Entries from a dataset of interfaces:

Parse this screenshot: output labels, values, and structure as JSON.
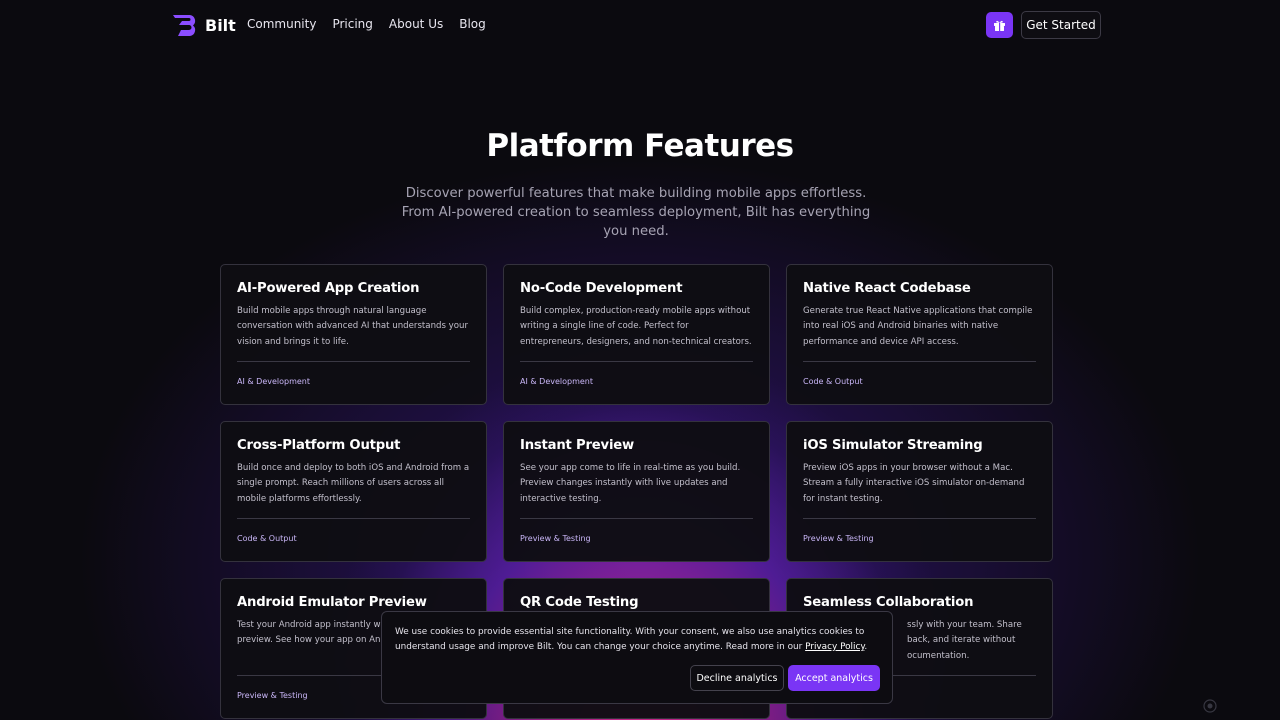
{
  "header": {
    "brand": "Bilt",
    "nav": [
      "Community",
      "Pricing",
      "About Us",
      "Blog"
    ],
    "gift_icon": "gift-icon",
    "cta_label": "Get Started"
  },
  "hero": {
    "title": "Platform Features",
    "subtitle": "Discover powerful features that make building mobile apps effortless. From AI-powered creation to seamless deployment, Bilt has everything you need."
  },
  "features": [
    {
      "title": "AI-Powered App Creation",
      "description": "Build mobile apps through natural language conversation with advanced AI that understands your vision and brings it to life.",
      "tag": "AI & Development"
    },
    {
      "title": "No-Code Development",
      "description": "Build complex, production-ready mobile apps without writing a single line of code. Perfect for entrepreneurs, designers, and non-technical creators.",
      "tag": "AI & Development"
    },
    {
      "title": "Native React Codebase",
      "description": "Generate true React Native applications that compile into real iOS and Android binaries with native performance and device API access.",
      "tag": "Code & Output"
    },
    {
      "title": "Cross-Platform Output",
      "description": "Build once and deploy to both iOS and Android from a single prompt. Reach millions of users across all mobile platforms effortlessly.",
      "tag": "Code & Output"
    },
    {
      "title": "Instant Preview",
      "description": "See your app come to life in real-time as you build. Preview changes instantly with live updates and interactive testing.",
      "tag": "Preview & Testing"
    },
    {
      "title": "iOS Simulator Streaming",
      "description": "Preview iOS apps in your browser without a Mac. Stream a fully interactive iOS simulator on-demand for instant testing.",
      "tag": "Preview & Testing"
    },
    {
      "title": "Android Emulator Preview",
      "description": "Test your Android app instantly with emulator preview. See how your app on Android devices.",
      "tag": "Preview & Testing"
    },
    {
      "title": "QR Code Testing",
      "description": "",
      "tag": ""
    },
    {
      "title": "Seamless Collaboration",
      "description": "ssly with your team. Share back, and iterate without ocumentation.",
      "tag": ""
    }
  ],
  "cookie_banner": {
    "text": "We use cookies to provide essential site functionality. With your consent, we also use analytics cookies to understand usage and improve Bilt. You can change your choice anytime. Read more in our ",
    "link": "Privacy Policy",
    "text_end": ".",
    "decline_label": "Decline analytics",
    "accept_label": "Accept analytics"
  },
  "colors": {
    "accent": "#7a35f5",
    "background": "#0b0a0f",
    "glow_pink": "#e22a8c",
    "glow_purple": "#6928dc",
    "tag_color": "#c9b6f7"
  }
}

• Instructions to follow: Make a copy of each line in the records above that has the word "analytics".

• Solution for this problem:
    "text": "We use cookies to provide essential site functionality. With your consent, we also use analytics cookies to understand usage and improve Bilt. You can change your choice anytime. Read more in our ",
    "decline_label": "Decline analytics",
    "accept_label": "Accept analytics"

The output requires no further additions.